- Everyone is cleaning more because of coronavirus, but Steve is probably the only one cleaning Denver alleys
- Signs of the virus: ‘To be continued…’ and ‘Be excellent to each other’
- You can thank Jim Scharper for the music over Cheesman Park every night
- All the birds you (and your pets) have seen in Denver while stuck at home
Arts, Culture, and Leisure
- Denver Receives $1,000,000 For Community Solar Gardens
- We need to unpack the ‘diving elk’ that used to be a thing in Denver
- Swallow Hill goes virtual during shutdown: Beloved music institution doing what it can until reopening
- Nobody can visit the Botanic Gardens, but there’s still lots of work to do
- City Park Jazz Cancels 2020 Concert Series, Vows to Pay Performers Anyway
- Pro golf tournament this summer in Berthoud to be held without fans
- Coronavirus roundup: No skiing through May 22, Loveland and Copper address passholders
- How can Denver concert venues continue in the age of social distancing?
- Writing around it: Lighthouse programs help authors channel anxiety into narrative
- Colorado Introduces New ‘Callback’ Option For Frustrated Unemployment Callers
- 'Every single sale means the world to us: 'Small business owners talk COVID-19 hardships
- Some Denver businesses will be very strict about face masks, even have temperature checks
- Is the Stay-at-Home Order the End of the Story for Capitol Hill Books?
- Colfax restaurant that opened, then closed amidst pandemic, is back again
- Franchisee renews lease for first Quiznos location
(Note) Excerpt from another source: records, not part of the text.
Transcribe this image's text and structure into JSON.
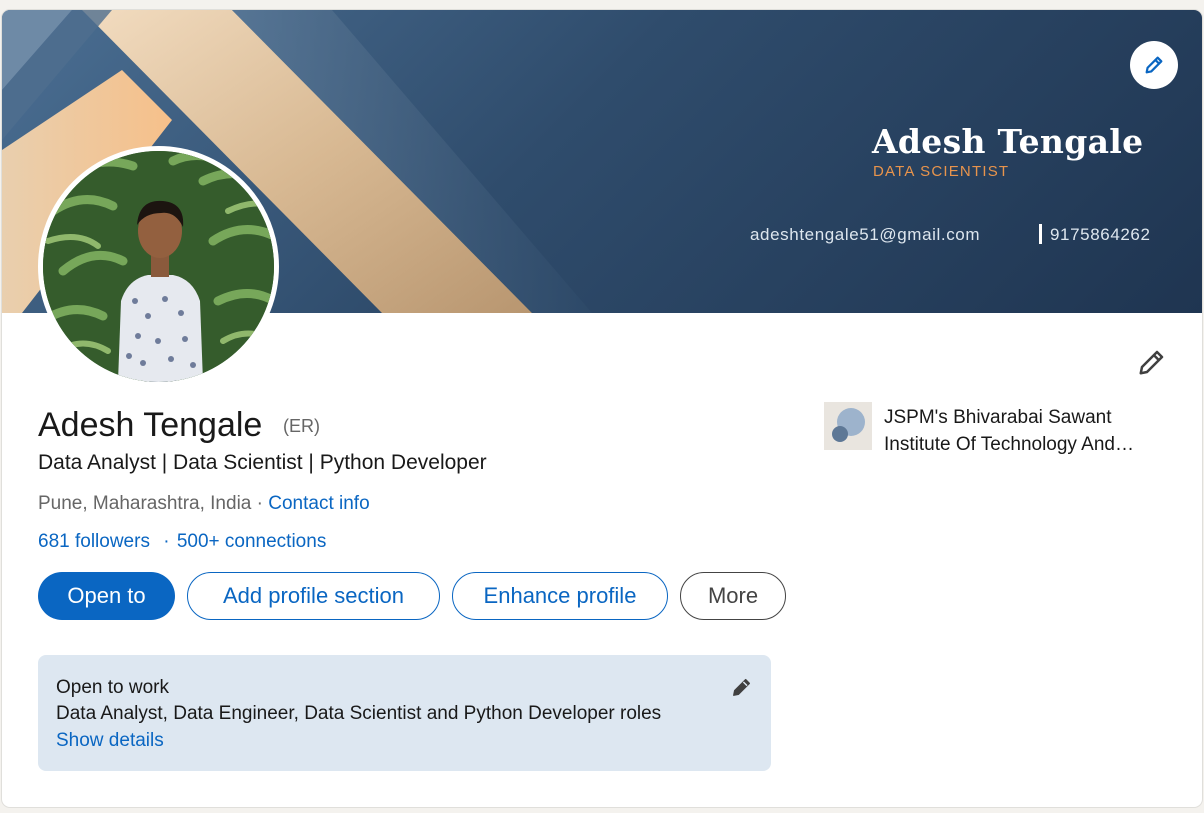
{
  "banner": {
    "name": "Adesh Tengale",
    "title": "DATA SCIENTIST",
    "email": "adeshtengale51@gmail.com",
    "phone": "9175864262",
    "edit_icon": "pencil-icon"
  },
  "profile": {
    "name": "Adesh Tengale",
    "pronouns": "(ER)",
    "headline": "Data Analyst | Data Scientist | Python Developer",
    "location": "Pune, Maharashtra, India",
    "location_sep": "·",
    "contact_info": "Contact info",
    "followers": "681 followers",
    "network_sep": "·",
    "connections": "500+ connections",
    "edit_icon": "pencil-icon"
  },
  "actions": {
    "open_to": "Open to",
    "add_section": "Add profile section",
    "enhance": "Enhance profile",
    "more": "More"
  },
  "education": {
    "school": "JSPM's Bhivarabai Sawant Institute Of Technology And Research"
  },
  "open_to_work": {
    "title": "Open to work",
    "roles": "Data Analyst, Data Engineer, Data Scientist and Python Developer roles",
    "link": "Show details",
    "edit_icon": "pencil-icon"
  },
  "colors": {
    "accent": "#0a66c2",
    "banner_title": "#e8944c",
    "open_to_work_bg": "#dde7f1"
  }
}
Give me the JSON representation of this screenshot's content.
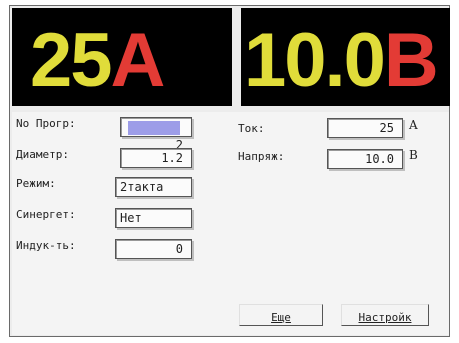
{
  "display": {
    "current_value": "25",
    "current_unit": "A",
    "voltage_value": "10.0",
    "voltage_unit": "B"
  },
  "form": {
    "program_label": "No Прогр:",
    "program_value": "2",
    "diameter_label": "Диаметр:",
    "diameter_value": "1.2",
    "mode_label": "Режим:",
    "mode_value": "2такта",
    "synergy_label": "Синергет:",
    "synergy_value": "Нет",
    "inductance_label": "Индук-ть:",
    "inductance_value": "0",
    "current_label": "Ток:",
    "current_value": "25",
    "current_unit": "A",
    "voltage_label": "Напряж:",
    "voltage_value": "10.0",
    "voltage_unit": "B"
  },
  "buttons": {
    "more_label": "Еще",
    "settings_label": "Настройк"
  },
  "colors": {
    "digits": "#e0dc3a",
    "units": "#e33b35",
    "highlight": "#9d9de8"
  }
}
- Auto repair shop in Cap Hill being replaced with convenience store
- Racine’s to close next year; owners under contract to sell land to developer
- Popular Capitol Hill restaurant to close in early 2021
- Retail landlords weigh what they can offer tenants as April 1 rent due date approaches
- Denver-area home sales took a tumble in April
- Tech entrepreneur, My Brother’s Bar owner pays $2.5M for clocktower’s top floors
- Tattered Cover to relocate LoDo store
- Selling pot amidst the pandemic: A rush followed by a slowdown — and no federal stimulus money
Construction & Development
- Owner of purple Uptown building applies for demolition eligibility as five-story project proposed
- Congress Park apartments sell for $18.9M; special district reworks financing
- Congress Park Apartments Fetch $18.8M In Local Sale
- Red Peak pays $12M for apartment buildings in Cheesman, Congress Park
- Multifamily with two big sites in RiNo eyes Uptown project
- Owner of purple Uptown building applies for demolition eligibility as five-story project proposed
- Third company in 14 months eyes redevelopment by Sports Castle
- Cherry Creek office building sells for $33M
- Denver Public Schools are likely going to do both in-person and remote learning in fall
- Denver Public Schools keeps students fed during remote learning
- Bird and Lime scooters return to Denver streets
- Tens of thousands of people are walking, biking and rolling on Denver streets once dominated by cars. Will they stick around?
- RTD gets $232 million funding jolt from federal coronavirus relief package
- Some Denver streets will close to cars, giving people who walk and bike more elbow room during the coronavirus pandemic
A Special Thanks to Some of Our Business and Community Partner Members: